Yes!! They are playing in my backyard. Well, not my backyard but a place called Track 29. It’s a cool locale. Kinda like Bogart’s in Cincinnati. Tons of floor space and lots of room to wiggle around to jams like “Cowboy Dan”.

So, here’s my dilemma. Apparently Modest Mouse stock has gone waaaay up since the last time I checked them out on Spotify.

How did I know they were playing in our town? Gmail. When did the email arrive? The day after Valentine’s day. When did I click on it? 2/15. What did I see when I went to Track 29’s website that same day? SOLD OUT. That’s right. The little band that made it big, but kept the quirkiness has come to town for the first time in about a decade.

And…in the time it took me to receive the email and check the venue page, the concert has sold out. Of course, my other options are to visit Florida or Winnipeg or someplace uniquely their own. (What was Hooter’s slogan? “Delightfully tacky yet unrefined”?) But maybe that’s what I need to do.

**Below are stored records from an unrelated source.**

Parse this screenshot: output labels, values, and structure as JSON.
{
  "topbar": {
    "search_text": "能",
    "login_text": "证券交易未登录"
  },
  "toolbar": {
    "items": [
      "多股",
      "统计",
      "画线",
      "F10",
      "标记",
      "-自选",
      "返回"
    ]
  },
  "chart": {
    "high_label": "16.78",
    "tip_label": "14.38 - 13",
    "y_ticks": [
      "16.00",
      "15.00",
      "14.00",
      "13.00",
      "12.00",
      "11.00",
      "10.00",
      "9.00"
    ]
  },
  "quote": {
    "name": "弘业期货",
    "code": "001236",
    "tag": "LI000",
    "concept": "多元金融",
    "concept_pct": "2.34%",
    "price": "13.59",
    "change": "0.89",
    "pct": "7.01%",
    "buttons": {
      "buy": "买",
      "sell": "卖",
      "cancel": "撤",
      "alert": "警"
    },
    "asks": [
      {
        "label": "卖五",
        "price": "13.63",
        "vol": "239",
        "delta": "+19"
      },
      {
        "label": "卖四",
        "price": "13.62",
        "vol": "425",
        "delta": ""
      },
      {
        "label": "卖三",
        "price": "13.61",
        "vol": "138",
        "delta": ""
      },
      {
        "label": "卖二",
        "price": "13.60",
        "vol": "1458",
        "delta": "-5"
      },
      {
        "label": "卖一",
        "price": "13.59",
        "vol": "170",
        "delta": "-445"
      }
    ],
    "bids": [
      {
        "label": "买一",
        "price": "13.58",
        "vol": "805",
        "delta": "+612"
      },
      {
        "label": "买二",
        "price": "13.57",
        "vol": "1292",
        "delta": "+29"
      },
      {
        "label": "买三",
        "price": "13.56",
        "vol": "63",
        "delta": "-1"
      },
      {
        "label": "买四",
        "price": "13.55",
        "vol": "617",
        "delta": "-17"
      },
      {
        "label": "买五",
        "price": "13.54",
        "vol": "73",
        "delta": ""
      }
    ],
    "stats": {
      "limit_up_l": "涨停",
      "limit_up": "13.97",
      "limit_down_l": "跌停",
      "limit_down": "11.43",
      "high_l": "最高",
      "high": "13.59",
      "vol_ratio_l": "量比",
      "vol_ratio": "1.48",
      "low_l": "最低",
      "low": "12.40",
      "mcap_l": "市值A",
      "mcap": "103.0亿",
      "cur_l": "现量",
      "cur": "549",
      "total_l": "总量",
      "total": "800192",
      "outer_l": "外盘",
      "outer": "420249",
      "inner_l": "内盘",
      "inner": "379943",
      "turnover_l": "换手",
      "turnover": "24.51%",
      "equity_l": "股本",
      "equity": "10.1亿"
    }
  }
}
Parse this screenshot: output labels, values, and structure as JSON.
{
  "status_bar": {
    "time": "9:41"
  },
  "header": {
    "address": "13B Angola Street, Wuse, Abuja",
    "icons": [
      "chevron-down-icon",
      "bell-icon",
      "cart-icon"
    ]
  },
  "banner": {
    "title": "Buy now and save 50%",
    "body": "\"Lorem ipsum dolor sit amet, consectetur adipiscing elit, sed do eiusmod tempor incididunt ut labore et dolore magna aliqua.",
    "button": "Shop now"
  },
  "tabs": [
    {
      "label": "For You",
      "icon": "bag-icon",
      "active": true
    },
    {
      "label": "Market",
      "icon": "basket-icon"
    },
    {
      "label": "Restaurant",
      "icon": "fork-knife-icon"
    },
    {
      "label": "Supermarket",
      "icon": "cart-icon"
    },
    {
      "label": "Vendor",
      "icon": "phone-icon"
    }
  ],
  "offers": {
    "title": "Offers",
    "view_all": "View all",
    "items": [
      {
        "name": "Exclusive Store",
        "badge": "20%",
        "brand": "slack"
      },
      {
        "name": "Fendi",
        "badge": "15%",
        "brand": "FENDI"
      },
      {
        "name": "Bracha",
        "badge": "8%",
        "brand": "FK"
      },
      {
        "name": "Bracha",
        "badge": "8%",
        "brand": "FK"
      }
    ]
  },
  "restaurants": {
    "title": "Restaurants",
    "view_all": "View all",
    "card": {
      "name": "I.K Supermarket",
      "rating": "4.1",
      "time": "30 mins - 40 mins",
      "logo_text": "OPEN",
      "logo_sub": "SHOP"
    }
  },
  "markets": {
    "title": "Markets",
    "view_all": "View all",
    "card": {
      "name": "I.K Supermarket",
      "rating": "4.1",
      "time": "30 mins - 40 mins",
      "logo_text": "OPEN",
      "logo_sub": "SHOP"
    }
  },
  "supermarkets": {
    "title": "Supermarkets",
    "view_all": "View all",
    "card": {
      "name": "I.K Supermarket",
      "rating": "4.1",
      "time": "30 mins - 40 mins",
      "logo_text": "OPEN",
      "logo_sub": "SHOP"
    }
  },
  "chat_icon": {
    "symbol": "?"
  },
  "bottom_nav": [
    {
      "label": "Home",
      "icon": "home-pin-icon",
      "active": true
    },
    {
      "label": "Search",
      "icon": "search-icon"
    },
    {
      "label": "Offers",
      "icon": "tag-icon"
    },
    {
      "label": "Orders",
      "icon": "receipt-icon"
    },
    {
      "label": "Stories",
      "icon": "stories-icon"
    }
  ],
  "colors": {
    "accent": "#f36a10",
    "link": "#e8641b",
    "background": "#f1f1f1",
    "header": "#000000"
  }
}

They’re an eclectic band. Maybe I need to go to Canada (or somewhere I’m not used to going) to get the full experience. Wait…hold on. I clicked on a link just now advertising remaining Track 29 tix for MM and guess what? Some joker online is upselling them for $200 a pop. They were originally 45-50/each.

Maybe I just need to take the bait and buy 2 tix. here in town. (Maybe, like a lot of things in life, the lesson learned is that sometimes I don’t need the things that I think are so essential?)

Or, maybe…just maybe I will find some options in Winnipeg. Either way, I need the rock music. ASAP.